If Josef Albers were alive, he would be celebrating the 124th anniversary of his birth. and while Josef Albers is no longer with us, his legacy lives on in the body of work he created during his life, and his most widely accessible in his book, Interaction of Color.
In the introduction, Albers states, “The aim of such study is to develop — through experience — by trial and error –an eye for color.
Although the error aspect of this method of learning can be time consuming, the trial portion of it can be both enlightening and fun, so today, I continued my own personal quest to develop an eye for color.
The first stop in my study: Square 34 of Jean Leinhauser’s 101 Crochet Squares. Just before sunset yesterday, I had used two colors (Red Heart Classic grenadine in the center, and Red Heart Super Saver lemon) to complete the first four rounds seen here:
Because I have also been working on the Little Boy Blue blanket, I had a number of blues nearby, and settled on Red Heart Super Saver delft for rounds five, six, and seven. Once I had completed round seven, I was loathe to switch colors as shown in the book and instead of doing the final round of single crochet in my “color B” of lemon as directed in the instructions or framing it with my “color A” of grenadine (bringing me back where I started) I elected to continue through to the end with “color C,” deflt:
I liked the result, but as I had spent a good portion of the day running errands and unraveling a formidable yarn tangle in my crochet empire/guest room, I had little time to waste, and with my hook and yarn at the ready, I began work on a spiral square I discovered earlier this month.
Using my 5.0 mm hook, my stash of Red Heart Super Saver yarn, and this pattern, I started by using medium purple for the central spiral which I bordered with a round of soft navy:
At this point, my spiral/mandala squared seemed as though it might become a three-dimensional bowl rather than a more two-dimensional motif, but after I added a round of shocking pink to begin squaring the circle, it flattened out a bit:
and when I added the final round of tealeaf, it flattened out further and took on a more familiar motif shape:
I know that if I had arranged the order of colors of either motif in any one of the different possible permutations, I would have ended up with squares that look very different from the ones I did make.
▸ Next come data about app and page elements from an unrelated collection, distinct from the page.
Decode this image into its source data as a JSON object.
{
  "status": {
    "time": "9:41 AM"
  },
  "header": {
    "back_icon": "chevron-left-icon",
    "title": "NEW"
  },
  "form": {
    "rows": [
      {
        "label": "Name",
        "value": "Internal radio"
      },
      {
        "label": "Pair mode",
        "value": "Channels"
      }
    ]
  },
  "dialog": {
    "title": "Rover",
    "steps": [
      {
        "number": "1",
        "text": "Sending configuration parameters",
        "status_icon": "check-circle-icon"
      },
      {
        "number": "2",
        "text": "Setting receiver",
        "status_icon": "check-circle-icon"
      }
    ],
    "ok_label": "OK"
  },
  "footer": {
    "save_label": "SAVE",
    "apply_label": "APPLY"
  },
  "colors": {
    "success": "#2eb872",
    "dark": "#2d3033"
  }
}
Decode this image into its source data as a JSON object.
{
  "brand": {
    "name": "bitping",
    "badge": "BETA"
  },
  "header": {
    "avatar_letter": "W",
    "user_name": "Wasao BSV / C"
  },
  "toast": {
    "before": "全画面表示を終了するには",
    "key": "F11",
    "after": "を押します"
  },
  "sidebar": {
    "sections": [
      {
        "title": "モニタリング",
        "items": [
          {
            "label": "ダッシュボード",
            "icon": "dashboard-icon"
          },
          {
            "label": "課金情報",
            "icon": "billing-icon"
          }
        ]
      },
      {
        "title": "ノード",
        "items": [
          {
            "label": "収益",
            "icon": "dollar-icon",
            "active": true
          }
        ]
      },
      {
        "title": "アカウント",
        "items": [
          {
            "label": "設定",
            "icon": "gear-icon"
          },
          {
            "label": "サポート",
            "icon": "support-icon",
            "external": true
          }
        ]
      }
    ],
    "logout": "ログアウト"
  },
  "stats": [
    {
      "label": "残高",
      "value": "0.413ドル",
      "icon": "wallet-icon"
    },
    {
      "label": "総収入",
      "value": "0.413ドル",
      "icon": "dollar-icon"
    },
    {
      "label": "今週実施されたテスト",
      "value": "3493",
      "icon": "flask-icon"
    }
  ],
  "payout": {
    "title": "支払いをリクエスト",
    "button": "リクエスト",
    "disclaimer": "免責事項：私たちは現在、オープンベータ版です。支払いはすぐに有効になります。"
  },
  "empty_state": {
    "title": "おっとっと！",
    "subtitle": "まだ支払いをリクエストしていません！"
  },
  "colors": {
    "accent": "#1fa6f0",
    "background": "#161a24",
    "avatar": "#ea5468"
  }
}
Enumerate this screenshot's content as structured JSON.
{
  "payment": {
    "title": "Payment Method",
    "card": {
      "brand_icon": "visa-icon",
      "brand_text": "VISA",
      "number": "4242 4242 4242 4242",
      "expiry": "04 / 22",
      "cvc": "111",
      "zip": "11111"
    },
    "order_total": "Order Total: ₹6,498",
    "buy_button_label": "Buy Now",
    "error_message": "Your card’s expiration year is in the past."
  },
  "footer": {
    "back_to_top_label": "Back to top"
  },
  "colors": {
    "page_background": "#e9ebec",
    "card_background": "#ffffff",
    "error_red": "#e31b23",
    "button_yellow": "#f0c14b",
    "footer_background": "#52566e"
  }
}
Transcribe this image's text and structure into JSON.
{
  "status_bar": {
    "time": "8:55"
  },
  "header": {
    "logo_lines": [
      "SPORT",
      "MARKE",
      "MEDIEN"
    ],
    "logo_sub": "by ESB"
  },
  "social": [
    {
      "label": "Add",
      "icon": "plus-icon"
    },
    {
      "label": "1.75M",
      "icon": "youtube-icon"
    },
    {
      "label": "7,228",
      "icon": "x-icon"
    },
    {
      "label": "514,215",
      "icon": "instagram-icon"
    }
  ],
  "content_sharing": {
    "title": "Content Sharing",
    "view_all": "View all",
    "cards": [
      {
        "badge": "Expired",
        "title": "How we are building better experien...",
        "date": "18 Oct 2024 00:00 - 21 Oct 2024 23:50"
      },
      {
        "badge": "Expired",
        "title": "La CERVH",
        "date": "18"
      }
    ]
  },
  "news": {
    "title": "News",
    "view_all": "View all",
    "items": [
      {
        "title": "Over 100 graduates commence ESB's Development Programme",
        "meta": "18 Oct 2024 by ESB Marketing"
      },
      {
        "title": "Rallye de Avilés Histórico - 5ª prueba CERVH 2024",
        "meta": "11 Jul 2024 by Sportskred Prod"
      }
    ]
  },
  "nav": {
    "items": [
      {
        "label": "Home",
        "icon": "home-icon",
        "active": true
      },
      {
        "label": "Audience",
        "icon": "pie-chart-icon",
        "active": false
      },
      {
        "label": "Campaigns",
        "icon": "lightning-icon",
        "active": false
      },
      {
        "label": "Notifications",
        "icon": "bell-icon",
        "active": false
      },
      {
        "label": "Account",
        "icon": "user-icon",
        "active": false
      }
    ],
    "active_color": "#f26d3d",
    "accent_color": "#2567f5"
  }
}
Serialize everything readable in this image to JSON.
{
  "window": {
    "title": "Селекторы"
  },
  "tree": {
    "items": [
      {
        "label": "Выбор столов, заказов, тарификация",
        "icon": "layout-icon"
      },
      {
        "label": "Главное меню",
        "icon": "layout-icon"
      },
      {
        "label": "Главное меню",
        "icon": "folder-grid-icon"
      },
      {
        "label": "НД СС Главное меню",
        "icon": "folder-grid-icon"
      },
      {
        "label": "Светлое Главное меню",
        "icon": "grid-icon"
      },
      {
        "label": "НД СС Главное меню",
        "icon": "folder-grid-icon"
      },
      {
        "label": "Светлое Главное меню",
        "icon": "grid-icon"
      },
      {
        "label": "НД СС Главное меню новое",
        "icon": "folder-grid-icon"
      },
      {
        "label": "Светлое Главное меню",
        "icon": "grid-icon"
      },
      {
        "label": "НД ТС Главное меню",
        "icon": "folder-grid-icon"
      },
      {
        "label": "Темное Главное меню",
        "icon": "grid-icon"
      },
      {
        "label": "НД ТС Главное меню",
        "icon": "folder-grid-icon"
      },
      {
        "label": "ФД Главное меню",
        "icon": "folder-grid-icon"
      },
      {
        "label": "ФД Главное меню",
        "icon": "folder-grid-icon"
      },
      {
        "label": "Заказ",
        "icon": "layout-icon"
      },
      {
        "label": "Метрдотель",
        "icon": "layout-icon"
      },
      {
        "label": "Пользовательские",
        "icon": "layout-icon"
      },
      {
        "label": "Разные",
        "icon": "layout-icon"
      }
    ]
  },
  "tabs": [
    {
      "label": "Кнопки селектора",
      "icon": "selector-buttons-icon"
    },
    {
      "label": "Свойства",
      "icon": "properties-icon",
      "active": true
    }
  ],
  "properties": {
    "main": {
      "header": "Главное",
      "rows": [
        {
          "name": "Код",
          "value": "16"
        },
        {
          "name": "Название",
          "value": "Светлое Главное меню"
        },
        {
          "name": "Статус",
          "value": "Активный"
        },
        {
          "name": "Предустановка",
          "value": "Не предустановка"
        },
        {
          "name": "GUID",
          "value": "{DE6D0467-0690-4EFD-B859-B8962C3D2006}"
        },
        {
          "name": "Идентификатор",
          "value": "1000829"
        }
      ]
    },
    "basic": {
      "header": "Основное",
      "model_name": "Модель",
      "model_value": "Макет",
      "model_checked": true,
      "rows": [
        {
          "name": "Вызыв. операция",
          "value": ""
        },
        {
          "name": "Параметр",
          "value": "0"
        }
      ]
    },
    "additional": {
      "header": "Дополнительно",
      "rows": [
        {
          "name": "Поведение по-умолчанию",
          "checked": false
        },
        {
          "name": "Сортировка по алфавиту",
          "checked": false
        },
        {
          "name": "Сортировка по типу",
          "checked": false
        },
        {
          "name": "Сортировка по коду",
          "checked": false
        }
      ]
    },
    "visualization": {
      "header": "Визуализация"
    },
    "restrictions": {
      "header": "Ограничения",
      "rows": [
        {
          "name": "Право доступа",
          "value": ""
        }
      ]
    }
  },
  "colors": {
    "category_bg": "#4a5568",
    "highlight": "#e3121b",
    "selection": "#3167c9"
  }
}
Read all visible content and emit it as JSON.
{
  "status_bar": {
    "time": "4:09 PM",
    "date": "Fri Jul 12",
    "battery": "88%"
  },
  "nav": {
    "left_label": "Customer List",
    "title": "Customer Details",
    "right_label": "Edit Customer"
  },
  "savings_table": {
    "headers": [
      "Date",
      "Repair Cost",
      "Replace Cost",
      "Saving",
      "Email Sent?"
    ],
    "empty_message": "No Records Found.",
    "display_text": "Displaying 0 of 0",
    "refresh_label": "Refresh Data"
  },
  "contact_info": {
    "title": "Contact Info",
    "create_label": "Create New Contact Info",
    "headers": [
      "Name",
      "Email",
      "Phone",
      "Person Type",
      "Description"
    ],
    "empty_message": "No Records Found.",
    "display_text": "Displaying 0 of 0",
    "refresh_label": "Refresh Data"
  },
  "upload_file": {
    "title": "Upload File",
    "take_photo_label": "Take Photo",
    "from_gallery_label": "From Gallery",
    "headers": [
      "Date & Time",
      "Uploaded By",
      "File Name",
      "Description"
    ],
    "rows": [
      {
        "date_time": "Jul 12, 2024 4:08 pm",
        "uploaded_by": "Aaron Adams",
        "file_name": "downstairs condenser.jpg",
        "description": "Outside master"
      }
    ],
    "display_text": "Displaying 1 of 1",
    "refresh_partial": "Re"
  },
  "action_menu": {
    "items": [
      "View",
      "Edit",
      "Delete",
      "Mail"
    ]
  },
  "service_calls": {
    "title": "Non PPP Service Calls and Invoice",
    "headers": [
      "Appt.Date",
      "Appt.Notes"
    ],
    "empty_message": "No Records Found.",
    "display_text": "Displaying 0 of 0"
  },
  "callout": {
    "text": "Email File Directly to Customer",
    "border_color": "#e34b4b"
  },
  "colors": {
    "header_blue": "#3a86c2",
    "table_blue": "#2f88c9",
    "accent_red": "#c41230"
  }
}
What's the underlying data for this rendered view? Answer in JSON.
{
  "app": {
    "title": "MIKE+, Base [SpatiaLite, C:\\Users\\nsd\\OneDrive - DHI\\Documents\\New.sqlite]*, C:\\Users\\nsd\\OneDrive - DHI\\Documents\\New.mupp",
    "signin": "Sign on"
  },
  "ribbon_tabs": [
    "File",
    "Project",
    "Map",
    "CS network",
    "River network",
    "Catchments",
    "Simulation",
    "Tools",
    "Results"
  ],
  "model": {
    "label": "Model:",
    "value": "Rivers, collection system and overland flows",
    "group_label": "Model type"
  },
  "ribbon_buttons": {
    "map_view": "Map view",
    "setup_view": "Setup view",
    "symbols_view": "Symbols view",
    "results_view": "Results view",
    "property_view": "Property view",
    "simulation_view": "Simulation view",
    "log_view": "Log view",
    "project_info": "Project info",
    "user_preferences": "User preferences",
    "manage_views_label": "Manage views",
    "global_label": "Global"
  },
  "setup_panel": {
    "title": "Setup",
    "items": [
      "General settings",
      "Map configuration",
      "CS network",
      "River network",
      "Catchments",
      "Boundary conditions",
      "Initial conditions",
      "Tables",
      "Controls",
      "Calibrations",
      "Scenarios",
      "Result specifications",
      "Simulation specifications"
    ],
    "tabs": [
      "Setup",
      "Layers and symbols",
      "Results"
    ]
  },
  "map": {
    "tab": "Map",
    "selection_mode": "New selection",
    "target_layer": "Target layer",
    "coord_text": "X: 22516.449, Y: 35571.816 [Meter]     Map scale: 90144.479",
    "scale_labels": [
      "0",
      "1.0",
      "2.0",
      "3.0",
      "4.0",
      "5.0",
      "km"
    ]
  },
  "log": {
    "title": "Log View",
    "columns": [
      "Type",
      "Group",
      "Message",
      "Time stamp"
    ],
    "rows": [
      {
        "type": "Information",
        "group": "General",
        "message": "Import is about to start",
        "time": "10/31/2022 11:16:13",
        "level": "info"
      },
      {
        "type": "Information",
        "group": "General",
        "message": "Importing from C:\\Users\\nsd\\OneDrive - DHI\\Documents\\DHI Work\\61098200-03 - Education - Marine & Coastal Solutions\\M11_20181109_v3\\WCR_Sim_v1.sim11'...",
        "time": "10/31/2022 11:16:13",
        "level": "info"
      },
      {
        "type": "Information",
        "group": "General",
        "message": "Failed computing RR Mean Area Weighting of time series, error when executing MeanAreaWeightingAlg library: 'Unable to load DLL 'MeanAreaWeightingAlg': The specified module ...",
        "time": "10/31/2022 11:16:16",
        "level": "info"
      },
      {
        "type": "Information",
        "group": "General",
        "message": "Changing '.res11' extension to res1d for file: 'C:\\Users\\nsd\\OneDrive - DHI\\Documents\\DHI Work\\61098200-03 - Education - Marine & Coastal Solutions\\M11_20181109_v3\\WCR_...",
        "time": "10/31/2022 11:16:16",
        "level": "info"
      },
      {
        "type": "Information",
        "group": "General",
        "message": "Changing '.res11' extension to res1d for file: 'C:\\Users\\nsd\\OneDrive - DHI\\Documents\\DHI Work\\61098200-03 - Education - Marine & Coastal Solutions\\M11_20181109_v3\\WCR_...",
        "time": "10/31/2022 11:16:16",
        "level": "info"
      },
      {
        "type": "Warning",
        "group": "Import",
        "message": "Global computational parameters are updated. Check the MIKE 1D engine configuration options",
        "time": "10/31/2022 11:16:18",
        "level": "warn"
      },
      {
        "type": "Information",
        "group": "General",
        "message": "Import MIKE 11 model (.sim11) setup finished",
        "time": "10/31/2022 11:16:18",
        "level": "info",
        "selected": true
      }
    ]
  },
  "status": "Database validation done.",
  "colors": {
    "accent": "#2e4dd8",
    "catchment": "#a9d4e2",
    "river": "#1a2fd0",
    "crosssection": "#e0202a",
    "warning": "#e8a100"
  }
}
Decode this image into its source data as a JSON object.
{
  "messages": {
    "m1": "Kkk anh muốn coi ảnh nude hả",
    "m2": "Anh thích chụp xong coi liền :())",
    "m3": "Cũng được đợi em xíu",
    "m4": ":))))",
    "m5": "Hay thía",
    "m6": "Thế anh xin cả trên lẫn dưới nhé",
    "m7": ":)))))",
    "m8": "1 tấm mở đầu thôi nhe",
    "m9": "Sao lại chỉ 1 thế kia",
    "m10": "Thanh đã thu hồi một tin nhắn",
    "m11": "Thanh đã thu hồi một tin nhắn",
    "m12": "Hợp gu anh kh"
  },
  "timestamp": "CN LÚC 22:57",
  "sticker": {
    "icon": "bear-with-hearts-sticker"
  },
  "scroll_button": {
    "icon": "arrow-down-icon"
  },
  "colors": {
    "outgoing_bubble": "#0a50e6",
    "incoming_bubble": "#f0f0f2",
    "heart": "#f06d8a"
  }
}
And it is this opportunity for reinvention that color offers that I find endlessly engaging.